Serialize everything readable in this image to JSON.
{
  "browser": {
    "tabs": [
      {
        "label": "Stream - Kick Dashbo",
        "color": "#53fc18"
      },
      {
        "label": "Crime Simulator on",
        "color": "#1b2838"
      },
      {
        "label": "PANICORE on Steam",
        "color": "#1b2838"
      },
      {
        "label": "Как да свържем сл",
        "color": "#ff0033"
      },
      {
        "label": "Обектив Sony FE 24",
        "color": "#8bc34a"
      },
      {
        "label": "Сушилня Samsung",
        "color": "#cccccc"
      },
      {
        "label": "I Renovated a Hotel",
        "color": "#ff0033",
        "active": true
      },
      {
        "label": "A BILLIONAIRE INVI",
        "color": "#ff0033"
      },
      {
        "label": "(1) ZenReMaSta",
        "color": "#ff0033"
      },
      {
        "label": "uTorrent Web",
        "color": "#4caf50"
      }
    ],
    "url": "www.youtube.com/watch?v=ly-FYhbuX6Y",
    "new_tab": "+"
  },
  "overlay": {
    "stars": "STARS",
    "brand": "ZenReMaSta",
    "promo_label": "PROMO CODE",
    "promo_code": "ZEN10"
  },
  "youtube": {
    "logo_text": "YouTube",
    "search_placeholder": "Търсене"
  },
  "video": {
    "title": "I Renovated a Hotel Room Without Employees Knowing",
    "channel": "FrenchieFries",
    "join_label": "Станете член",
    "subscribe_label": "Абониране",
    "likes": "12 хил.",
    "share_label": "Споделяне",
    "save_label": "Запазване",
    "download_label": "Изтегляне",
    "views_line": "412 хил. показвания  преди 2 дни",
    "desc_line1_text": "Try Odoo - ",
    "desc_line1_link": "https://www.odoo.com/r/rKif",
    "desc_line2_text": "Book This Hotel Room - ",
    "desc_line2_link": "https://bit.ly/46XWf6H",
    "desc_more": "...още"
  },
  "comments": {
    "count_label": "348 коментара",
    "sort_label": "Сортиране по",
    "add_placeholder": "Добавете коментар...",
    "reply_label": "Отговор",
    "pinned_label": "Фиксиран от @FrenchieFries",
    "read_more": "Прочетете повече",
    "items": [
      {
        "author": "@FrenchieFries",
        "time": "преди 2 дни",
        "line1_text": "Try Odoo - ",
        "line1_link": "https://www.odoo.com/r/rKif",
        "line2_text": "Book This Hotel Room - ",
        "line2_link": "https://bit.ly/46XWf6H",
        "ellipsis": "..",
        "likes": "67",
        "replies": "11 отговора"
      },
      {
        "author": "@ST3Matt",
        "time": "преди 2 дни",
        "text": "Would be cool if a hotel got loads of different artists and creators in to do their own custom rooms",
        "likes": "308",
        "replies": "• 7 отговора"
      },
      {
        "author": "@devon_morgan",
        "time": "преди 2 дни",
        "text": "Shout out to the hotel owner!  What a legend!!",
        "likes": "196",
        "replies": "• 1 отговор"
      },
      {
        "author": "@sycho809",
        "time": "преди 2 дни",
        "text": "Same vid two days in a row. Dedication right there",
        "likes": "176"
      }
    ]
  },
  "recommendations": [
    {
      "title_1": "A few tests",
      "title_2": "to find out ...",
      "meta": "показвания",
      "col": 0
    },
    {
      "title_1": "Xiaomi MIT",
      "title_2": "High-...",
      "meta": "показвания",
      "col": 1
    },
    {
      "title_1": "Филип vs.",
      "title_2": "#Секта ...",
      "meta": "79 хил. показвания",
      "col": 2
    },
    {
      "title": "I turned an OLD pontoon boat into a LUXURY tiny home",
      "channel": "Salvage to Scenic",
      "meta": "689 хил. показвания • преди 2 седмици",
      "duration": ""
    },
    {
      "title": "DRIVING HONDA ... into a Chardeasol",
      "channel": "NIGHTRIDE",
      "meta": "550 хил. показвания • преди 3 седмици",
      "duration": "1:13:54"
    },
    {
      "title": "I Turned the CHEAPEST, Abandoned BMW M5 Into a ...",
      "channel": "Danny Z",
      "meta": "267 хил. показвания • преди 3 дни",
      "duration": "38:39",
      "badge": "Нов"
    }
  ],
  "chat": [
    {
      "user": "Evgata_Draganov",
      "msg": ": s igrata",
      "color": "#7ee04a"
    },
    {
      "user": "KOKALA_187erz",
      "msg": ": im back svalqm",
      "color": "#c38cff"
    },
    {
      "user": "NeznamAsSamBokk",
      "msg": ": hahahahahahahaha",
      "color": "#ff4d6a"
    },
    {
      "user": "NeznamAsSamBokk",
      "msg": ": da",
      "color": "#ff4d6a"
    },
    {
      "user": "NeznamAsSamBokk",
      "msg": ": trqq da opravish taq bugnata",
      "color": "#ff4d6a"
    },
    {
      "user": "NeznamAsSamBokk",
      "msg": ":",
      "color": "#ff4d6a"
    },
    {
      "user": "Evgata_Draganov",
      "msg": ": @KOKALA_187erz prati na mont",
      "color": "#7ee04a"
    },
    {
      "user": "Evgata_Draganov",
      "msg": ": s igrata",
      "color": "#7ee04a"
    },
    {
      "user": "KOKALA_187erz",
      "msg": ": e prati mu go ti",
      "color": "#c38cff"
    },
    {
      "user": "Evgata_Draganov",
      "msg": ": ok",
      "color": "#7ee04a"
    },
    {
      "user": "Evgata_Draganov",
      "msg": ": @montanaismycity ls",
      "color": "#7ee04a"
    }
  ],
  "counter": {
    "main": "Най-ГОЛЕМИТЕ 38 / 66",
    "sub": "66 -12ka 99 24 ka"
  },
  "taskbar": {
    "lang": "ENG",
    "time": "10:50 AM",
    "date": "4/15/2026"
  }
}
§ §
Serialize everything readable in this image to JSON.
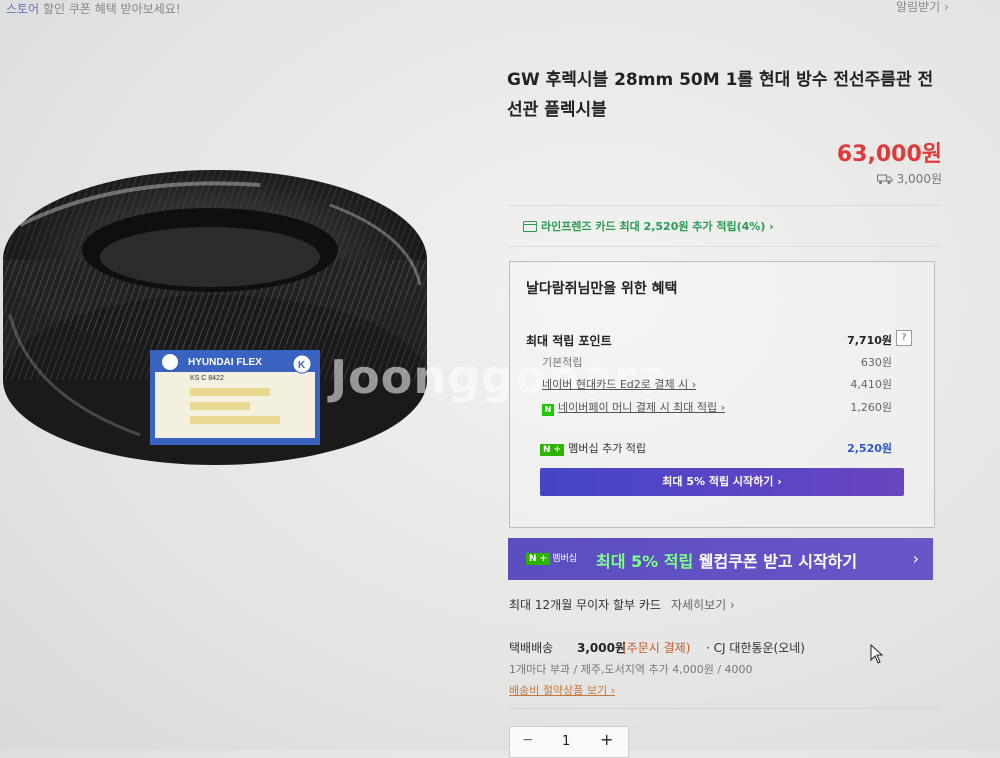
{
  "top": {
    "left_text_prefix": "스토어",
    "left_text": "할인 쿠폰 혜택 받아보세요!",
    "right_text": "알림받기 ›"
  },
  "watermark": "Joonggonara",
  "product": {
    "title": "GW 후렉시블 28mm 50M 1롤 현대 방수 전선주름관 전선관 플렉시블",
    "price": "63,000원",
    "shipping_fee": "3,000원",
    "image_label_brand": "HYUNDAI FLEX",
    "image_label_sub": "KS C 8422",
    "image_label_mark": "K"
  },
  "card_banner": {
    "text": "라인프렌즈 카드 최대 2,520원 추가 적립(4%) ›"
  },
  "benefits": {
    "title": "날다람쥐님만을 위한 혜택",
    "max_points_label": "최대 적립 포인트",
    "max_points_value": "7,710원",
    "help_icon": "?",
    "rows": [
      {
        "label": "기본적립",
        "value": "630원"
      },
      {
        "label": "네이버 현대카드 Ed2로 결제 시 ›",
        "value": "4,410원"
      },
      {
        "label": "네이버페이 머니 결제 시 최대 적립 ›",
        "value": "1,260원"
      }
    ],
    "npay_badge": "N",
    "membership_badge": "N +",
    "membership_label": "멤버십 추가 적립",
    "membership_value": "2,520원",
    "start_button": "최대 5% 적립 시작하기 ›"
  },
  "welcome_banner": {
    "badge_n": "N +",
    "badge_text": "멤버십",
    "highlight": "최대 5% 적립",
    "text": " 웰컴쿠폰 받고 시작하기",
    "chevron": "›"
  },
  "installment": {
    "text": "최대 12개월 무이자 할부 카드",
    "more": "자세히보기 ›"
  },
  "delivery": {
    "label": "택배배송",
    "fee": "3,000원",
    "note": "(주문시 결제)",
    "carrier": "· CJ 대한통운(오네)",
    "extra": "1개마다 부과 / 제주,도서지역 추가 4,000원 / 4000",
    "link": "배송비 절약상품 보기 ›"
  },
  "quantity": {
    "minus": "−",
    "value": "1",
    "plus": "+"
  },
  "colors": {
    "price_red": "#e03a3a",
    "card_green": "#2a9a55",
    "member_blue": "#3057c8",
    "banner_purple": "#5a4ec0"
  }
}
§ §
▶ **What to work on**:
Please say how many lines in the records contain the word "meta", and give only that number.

▶ **Task answer**:
6